July 31, 1998
Tomsk to Nijneudinsk !
Off we go again. We were escorted to the airdrome with lights, sirens and the whole shebang! Yesterday, the cutest guy from Novosibirsk came to help with ground operations and was here again this morning. He said he worked for Streamline Ops, one of the Russian sponsors. He decided we didn’t need any help and we had good support. We ought to, there are 17 of us at this point.
We headed out to our next stop. About 100 NM into the flight it became IFR. This is where I got another education in communication. Since the three planes were in formation, we had to separate a little and had radar. One AN-2 and the Maule started doing 360 degree turns. After five of these, Natasha and Nikki headed out. We did ten.
We were talking between the three planes and the controller and each plane was trying to keep up with the other. Khalide said, “More turns, can we do in clouds.” Sure, no problem, so we did eight more turns and figured there should be enough space. Think about being in a tiny plane with a Russian co-pilot who speaks marginal English, Russian-speaking controllers, very few navigation aids and two slower AN-2’s in front somewhere. I would say, “What did they say?” and Khalide he would respond, “It’s all right.” Famous phrase. Khalide is a terrific person and an even better pilot, but I goofed up and only learned the dirty words in Russian. And trust me, I was using them.

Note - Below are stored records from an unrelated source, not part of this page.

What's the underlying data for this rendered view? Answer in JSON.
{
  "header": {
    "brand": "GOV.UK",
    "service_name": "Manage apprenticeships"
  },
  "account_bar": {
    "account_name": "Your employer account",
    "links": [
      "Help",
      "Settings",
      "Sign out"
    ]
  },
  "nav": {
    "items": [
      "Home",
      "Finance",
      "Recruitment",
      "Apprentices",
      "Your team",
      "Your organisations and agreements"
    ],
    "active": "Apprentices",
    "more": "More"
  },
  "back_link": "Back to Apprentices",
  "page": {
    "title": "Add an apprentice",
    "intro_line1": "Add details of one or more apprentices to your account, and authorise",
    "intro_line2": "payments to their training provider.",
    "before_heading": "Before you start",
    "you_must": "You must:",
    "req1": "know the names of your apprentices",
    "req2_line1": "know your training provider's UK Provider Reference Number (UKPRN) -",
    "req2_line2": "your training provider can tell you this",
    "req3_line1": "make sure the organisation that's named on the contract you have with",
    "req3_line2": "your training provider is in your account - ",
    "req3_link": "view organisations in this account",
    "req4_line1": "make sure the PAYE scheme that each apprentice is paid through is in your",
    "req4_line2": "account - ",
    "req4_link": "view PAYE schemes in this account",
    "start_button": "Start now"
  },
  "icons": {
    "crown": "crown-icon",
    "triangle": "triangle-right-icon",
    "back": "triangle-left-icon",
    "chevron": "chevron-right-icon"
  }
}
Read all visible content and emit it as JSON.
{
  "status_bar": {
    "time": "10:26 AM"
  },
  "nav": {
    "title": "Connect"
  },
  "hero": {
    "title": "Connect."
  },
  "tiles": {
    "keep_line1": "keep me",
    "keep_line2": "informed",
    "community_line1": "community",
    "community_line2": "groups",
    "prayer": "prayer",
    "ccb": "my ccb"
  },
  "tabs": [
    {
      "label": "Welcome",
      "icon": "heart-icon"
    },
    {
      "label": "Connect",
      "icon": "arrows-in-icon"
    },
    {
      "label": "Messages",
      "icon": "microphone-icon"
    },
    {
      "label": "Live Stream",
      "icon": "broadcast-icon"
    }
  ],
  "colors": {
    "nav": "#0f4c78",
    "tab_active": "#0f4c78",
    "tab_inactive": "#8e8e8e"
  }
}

Everything in the plane also has to be converted: speed from knots to kilometers, altitude from feet to meters, distance from nautical miles to kilometers, and barometric pressure from inches to HP’s. We have conversion charts stuck everywhere.
I have never seen a place that changes the altimeter so often. The pressure changes drastically every 20 kilometers, it seems. I learned very quickly to ask for “pressure” (a word we agreed on), all the time after we experienced a change from 30.13 to 28.04 in a space of ten minutes. I knew they were randomly giving me altimeter settings that they made up. When we popped out of the clouds, there was a mountain 50 feet off the right wing.
You can understand the reason I jumped when they asked if we wanted a Siberian sauna after we landed.
If you know Nikki, you will understand how hard it was for her to sit in a sauna, wrapped in a little sheet with three other females. Never have I seen correct posture like hers. I wish you could have seen her eyes when they brought out the wet leafy branches they use to swat your “NEKKID” bodies. Her eyes looked like silver dollars and then they took her sheet away. I cracked up. After the swatting, they poured cold water on you as you stood naked in the sauna. We all laughed like kids.
When Nikki opened the door, all the men were sitting outside waiting for their turn. She was so embarrassed. I was so tired that I went to bed at 9pm while the others went to eat in the village and watch the dancing girls. Everyone is having new experiences every day. My son Jeremy has eaten tongue and caviar, flown an AN-2 for 2 hours in Siberia, been naked in a sauna with a bunch of men and swatted with leafy branches. Wow, what a summer for an 18 year old.